_Source records_
□ □ □ □ □ □ □
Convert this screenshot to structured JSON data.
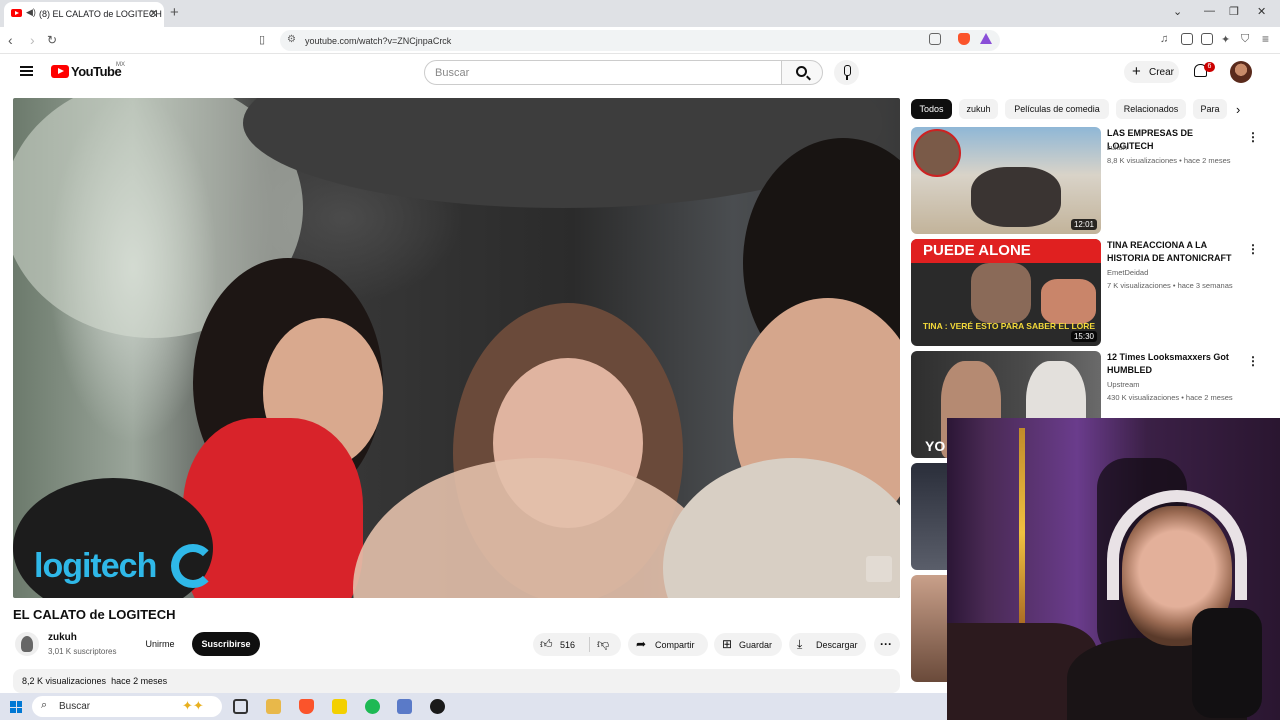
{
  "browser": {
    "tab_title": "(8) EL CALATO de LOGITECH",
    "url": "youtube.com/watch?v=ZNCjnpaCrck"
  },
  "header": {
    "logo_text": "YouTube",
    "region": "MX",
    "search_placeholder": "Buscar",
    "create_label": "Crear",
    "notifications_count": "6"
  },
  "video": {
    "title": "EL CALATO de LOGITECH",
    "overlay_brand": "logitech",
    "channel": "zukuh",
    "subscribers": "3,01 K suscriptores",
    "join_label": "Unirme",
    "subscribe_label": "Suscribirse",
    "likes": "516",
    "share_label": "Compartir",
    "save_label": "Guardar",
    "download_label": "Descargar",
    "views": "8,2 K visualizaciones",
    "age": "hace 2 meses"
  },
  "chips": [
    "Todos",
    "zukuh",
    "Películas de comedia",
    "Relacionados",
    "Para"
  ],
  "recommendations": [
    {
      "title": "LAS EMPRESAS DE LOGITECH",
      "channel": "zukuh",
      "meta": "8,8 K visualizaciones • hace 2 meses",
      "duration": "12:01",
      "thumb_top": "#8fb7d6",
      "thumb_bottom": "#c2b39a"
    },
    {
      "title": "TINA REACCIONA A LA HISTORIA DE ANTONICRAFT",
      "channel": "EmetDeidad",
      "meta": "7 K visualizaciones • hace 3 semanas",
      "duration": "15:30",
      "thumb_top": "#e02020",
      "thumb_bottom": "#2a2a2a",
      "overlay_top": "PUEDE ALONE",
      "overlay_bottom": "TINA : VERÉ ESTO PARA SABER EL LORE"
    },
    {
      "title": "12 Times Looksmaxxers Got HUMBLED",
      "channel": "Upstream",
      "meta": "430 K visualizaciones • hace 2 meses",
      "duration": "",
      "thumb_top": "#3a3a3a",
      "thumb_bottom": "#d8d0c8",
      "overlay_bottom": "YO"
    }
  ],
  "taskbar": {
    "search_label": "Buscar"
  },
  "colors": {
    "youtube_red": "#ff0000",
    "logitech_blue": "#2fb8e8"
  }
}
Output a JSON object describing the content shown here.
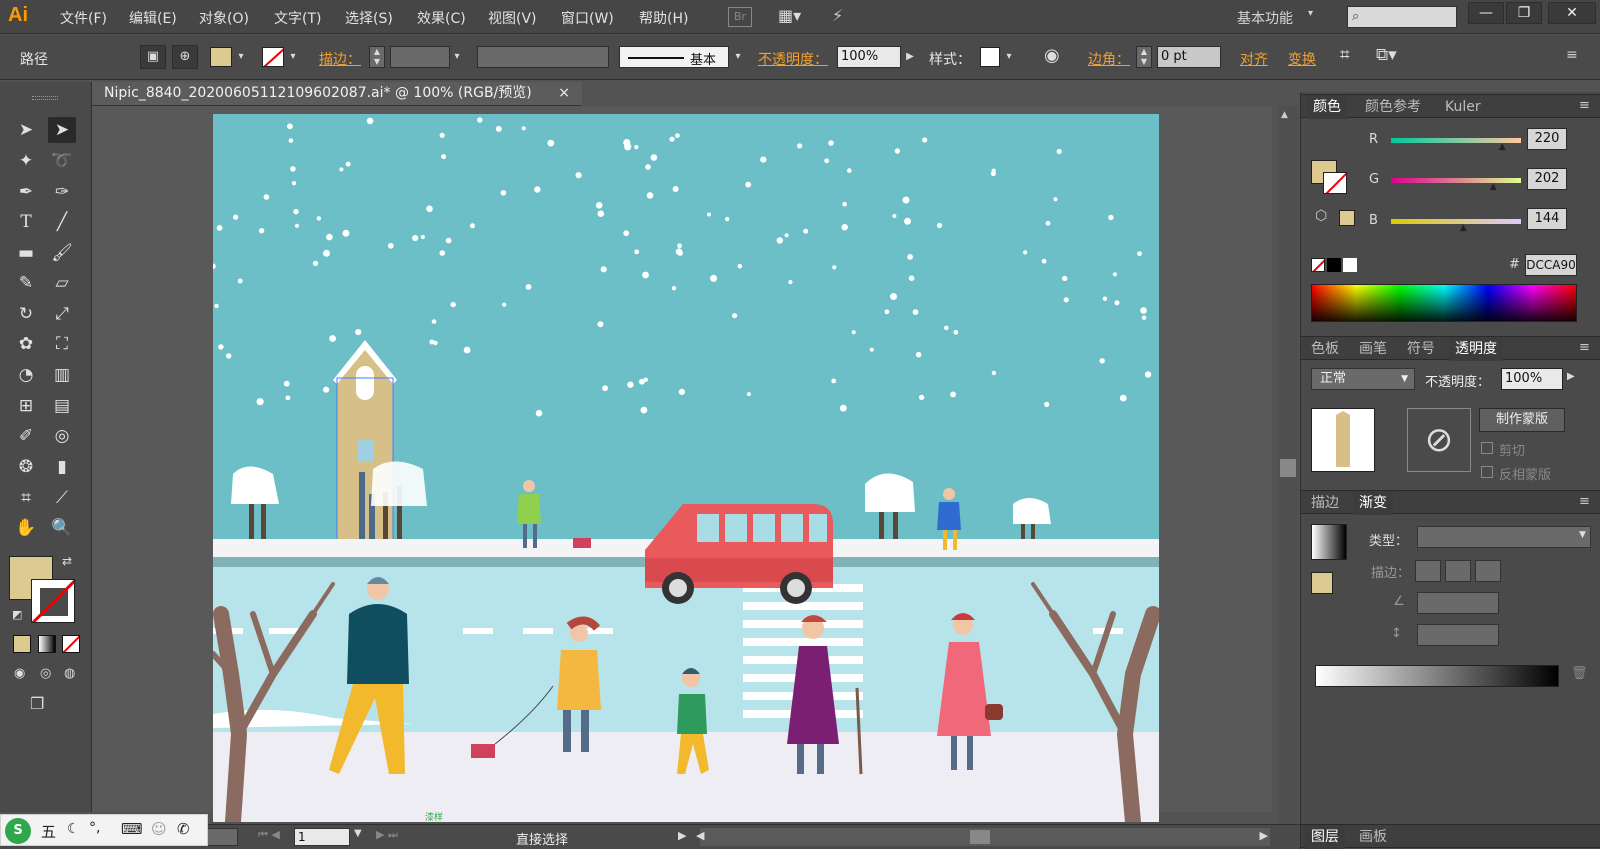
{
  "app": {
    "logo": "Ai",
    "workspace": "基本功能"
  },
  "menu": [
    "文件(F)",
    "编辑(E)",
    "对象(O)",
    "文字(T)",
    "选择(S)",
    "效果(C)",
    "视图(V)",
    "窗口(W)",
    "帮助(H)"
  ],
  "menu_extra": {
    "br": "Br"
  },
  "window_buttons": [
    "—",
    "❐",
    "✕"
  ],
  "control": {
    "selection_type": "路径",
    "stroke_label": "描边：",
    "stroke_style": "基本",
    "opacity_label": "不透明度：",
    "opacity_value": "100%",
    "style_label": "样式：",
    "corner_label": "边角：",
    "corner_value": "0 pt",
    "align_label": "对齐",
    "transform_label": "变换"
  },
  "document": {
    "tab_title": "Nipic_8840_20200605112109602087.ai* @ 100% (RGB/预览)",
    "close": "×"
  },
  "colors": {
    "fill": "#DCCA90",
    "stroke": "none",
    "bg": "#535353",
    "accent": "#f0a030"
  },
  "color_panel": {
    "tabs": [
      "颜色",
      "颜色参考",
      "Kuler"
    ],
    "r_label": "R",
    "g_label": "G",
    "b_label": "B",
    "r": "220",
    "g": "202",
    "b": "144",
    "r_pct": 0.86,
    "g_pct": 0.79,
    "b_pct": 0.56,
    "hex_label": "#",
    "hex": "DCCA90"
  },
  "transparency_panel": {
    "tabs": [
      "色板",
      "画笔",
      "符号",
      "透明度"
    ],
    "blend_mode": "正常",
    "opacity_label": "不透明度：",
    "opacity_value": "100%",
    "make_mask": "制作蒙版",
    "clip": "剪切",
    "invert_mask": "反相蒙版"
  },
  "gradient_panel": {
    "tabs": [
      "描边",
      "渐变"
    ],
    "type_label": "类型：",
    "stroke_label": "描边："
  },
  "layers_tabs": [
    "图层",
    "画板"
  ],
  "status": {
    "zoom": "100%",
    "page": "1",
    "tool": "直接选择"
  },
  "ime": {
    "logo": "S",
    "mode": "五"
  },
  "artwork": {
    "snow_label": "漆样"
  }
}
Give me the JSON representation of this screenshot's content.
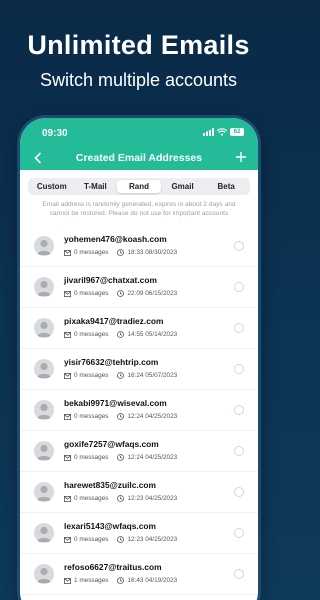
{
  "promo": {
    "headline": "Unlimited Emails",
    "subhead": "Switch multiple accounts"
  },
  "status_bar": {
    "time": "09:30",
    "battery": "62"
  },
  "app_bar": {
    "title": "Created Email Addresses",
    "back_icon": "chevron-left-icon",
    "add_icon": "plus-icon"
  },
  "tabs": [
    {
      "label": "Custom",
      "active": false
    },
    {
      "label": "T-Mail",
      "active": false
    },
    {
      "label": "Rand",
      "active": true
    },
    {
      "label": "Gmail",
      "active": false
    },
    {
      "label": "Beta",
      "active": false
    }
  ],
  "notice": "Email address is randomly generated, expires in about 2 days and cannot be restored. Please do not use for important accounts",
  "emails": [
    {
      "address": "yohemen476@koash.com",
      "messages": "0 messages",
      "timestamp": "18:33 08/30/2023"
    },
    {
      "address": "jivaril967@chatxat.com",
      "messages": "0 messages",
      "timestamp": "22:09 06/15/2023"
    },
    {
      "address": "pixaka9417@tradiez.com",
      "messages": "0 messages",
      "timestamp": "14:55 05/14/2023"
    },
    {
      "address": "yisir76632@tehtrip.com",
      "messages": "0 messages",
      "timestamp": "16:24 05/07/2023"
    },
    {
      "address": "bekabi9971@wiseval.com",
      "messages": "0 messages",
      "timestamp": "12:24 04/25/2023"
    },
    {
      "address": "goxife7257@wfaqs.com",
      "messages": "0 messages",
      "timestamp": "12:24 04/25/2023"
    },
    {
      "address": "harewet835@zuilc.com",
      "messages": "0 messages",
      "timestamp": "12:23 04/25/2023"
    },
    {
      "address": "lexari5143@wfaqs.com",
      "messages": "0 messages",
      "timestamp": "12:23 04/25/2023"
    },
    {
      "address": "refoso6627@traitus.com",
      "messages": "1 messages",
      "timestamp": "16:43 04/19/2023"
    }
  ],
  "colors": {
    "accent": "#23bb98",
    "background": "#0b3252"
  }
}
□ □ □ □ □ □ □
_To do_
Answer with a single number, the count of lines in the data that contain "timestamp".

_Answer box_
9